The deal is hoped to help supercharge Energica’s growth globally, using Ideanomics experience in the adoption of EVs, particularly in the fleet operations sector.

To get the inside line on the deal and how it’s going to help shape Enegica’s future, we sat down for a chat with Livia Cevolini, Enegica’s CEO, and Ethan Walfish, from Ideanomics, to find out more.

More than just electric motorcycles from Energica?

Livia Cevolini:

For us, it is good as Ideanomics is not just an investor, yes, of course, they are an investor and very important. But they are also strategic for us, we are already working on some new projects together with them. I see this as a much bigger picture, a much bigger project.

It is not just about Energica alone, but an environment that we are creating together with them and other companies.

In the beginning, we [Energica] were going a little too fast, actually. Because we were in front of all the others [EV motorcycle manufacturers] and when you are out in front, all the others are chasing you, and if you don’t have enough investment, you will get overtaken, despite still being the best.


So, Ethan, from your side how easy was it to put pen to paper and sign the deal with Energica?

Ethan Walfish

For us, it is nearly too good to be true. Ideanomics is trying to build a platform for EV, just to be able to partner with them and help build up the two-wheeler segment. To take that battery technology, maybe leverage it in other places… It really gives us the benefit to take high-end technology a leader in the market and apply that to other places. It gives us broader exposure to the European market as well. Overall, we are excited to be working with Livia and the team and see where this partnership goes.


So, is it fair to say that there is more to this relationship between you both than just electric motorcycles?


Who knows?!


I’ll take that as a maybe…

Europe is now considered to be one of the most important markets for EVs and it also seems to be a global centre for EV tech, we have Triumph, Harley-Davidson, Kawasaki, all joining the electric motorcycle field.

How does that make you feel as the market leader in two-wheeled premium electric motorcycles?


It’s exactly what happened to Tesla when you are alone, you have no competition, but the market is very small. When you are alone, you aren’t a real market. When you start to have competitors, the final users realise it is becoming a real market and it begins to grow much quicker.
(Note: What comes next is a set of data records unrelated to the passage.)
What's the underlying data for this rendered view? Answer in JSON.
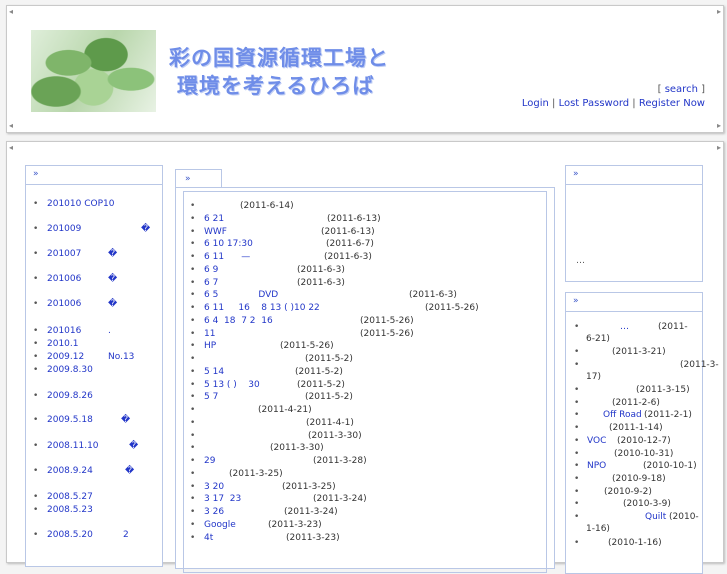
{
  "header": {
    "title_line1": "彩の国資源循環工場と",
    "title_line2": "環境を考えるひろば",
    "search_label": "search",
    "login_label": "Login",
    "lost_password_label": "Lost Password",
    "register_label": "Register Now"
  },
  "left_menu": {
    "items": [
      {
        "label": "201010 COP10",
        "extra": ""
      },
      {
        "label": "201009",
        "extra": "�"
      },
      {
        "label": "201007",
        "extra": "�"
      },
      {
        "label": "201006",
        "extra": "�"
      },
      {
        "label": "201006",
        "extra": "�"
      },
      {
        "label": "201016",
        "extra": "."
      },
      {
        "label": "2010.1",
        "extra": ""
      },
      {
        "label": "2009.12",
        "extra": "No.13"
      },
      {
        "label": "2009.8.30",
        "extra": ""
      },
      {
        "label": "2009.8.26",
        "extra": ""
      },
      {
        "label": "2009.5.18",
        "extra": "�"
      },
      {
        "label": "2008.11.10",
        "extra": "�"
      },
      {
        "label": "2008.9.24",
        "extra": "�"
      },
      {
        "label": "2008.5.27",
        "extra": ""
      },
      {
        "label": "2008.5.23",
        "extra": ""
      },
      {
        "label": "2008.5.20",
        "extra": "2"
      }
    ]
  },
  "news": {
    "items": [
      {
        "link": "",
        "date": "(2011-6-14)"
      },
      {
        "link": "6 21",
        "date": "(2011-6-13)"
      },
      {
        "link": "WWF",
        "date": "(2011-6-13)"
      },
      {
        "link": "6 10 17:30",
        "date": "(2011-6-7)"
      },
      {
        "link": "6 11      —",
        "date": "(2011-6-3)"
      },
      {
        "link": "6 9",
        "date": "(2011-6-3)"
      },
      {
        "link": "6 7",
        "date": "(2011-6-3)"
      },
      {
        "link": "6 5              DVD",
        "date": "(2011-6-3)"
      },
      {
        "link": "6 11     16    8 13 ( )10 22",
        "date": "(2011-5-26)"
      },
      {
        "link": "6 4  18  7 2  16",
        "date": "(2011-5-26)"
      },
      {
        "link": "11",
        "date": "(2011-5-26)"
      },
      {
        "link": "HP",
        "date": "(2011-5-26)"
      },
      {
        "link": "",
        "date": "(2011-5-2)"
      },
      {
        "link": "5 14",
        "date": "(2011-5-2)"
      },
      {
        "link": "5 13 ( )    30",
        "date": "(2011-5-2)"
      },
      {
        "link": "5 7",
        "date": "(2011-5-2)"
      },
      {
        "link": "",
        "date": "(2011-4-21)"
      },
      {
        "link": "",
        "date": "(2011-4-1)"
      },
      {
        "link": "",
        "date": "(2011-3-30)"
      },
      {
        "link": "",
        "date": "(2011-3-30)"
      },
      {
        "link": "29",
        "date": "(2011-3-28)"
      },
      {
        "link": "",
        "date": "(2011-3-25)"
      },
      {
        "link": "3 20",
        "date": "(2011-3-25)"
      },
      {
        "link": "3 17  23",
        "date": "(2011-3-24)"
      },
      {
        "link": "3 26",
        "date": "(2011-3-24)"
      },
      {
        "link": "Google",
        "date": "(2011-3-23)"
      },
      {
        "link": "4t",
        "date": "(2011-3-23)"
      }
    ]
  },
  "right_top": {
    "text": "…"
  },
  "right_list": {
    "items": [
      {
        "link": "…",
        "date": "(2011-",
        "date2": "6-21)"
      },
      {
        "link": "",
        "date": "(2011-3-21)",
        "date2": ""
      },
      {
        "link": "",
        "date": "(2011-3-",
        "date2": "17)"
      },
      {
        "link": "",
        "date": "(2011-3-15)",
        "date2": ""
      },
      {
        "link": "",
        "date": "(2011-2-6)",
        "date2": ""
      },
      {
        "link": "Off Road",
        "date": "(2011-2-1)",
        "date2": ""
      },
      {
        "link": "",
        "date": "(2011-1-14)",
        "date2": ""
      },
      {
        "link": "VOC",
        "date": "(2010-12-7)",
        "date2": ""
      },
      {
        "link": "",
        "date": "(2010-10-31)",
        "date2": ""
      },
      {
        "link": "NPO",
        "date": "(2010-10-1)",
        "date2": ""
      },
      {
        "link": "",
        "date": "(2010-9-18)",
        "date2": ""
      },
      {
        "link": "",
        "date": "(2010-9-2)",
        "date2": ""
      },
      {
        "link": "",
        "date": "(2010-3-9)",
        "date2": ""
      },
      {
        "link": "Quilt",
        "date": "(2010-",
        "date2": "1-16)"
      },
      {
        "link": "",
        "date": "(2010-1-16)",
        "date2": ""
      }
    ]
  }
}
Petrol motorcycles have many brands and big sales, in the electric market, there is room for anyone, and we are the leaders now. The goal here is to keep the leadership and to stay in that position, so once the market grows, we keep the same percentage of this larger segment.

Then together with Ideanomics, we can have a bigger slice of the cake as we can work in other kinds of vehicles, sectors and segments of the same market.

Recharging in 15-minutes is ‘just around the corner’…


A lot of Visordown’s readers are waiting for this tipping point where the range of an electric bike and the recharge time is on a par with a petrol motorcycle – 140-miles and recharging in 10-15 minutes. We aren’t quite there yet, how far off are we?

Giampiero Testoni – Chief Technical Officer – Energica:

From a technical point of view, charge, and range, let’s say that charging, we believe we were one of the first to believe in fast charging. Of course, there was already a Japanese standard, but we were the first to start on a European standard, enabling charging to 80 percent in half an hour. In real use, when you stop for refuelling, you go and drink some coffee, 20-minutes, it’s very easy to reach that target.

The technology for rapid charging is already there, the battery cells that are already capable to charge in 15-minutes, some technology for seven to ten minutes. The 15-minutes to 85% is just around the corner. And then the refuelling in five minutes to recharging in 15-minutes, the difference then is very small.

And on the other side, range. On a motorcycle, you can’t have that huge space for batteries. Now we have the 21.5kWh batteries, this is very close to what a petrol motorcycle does in real use.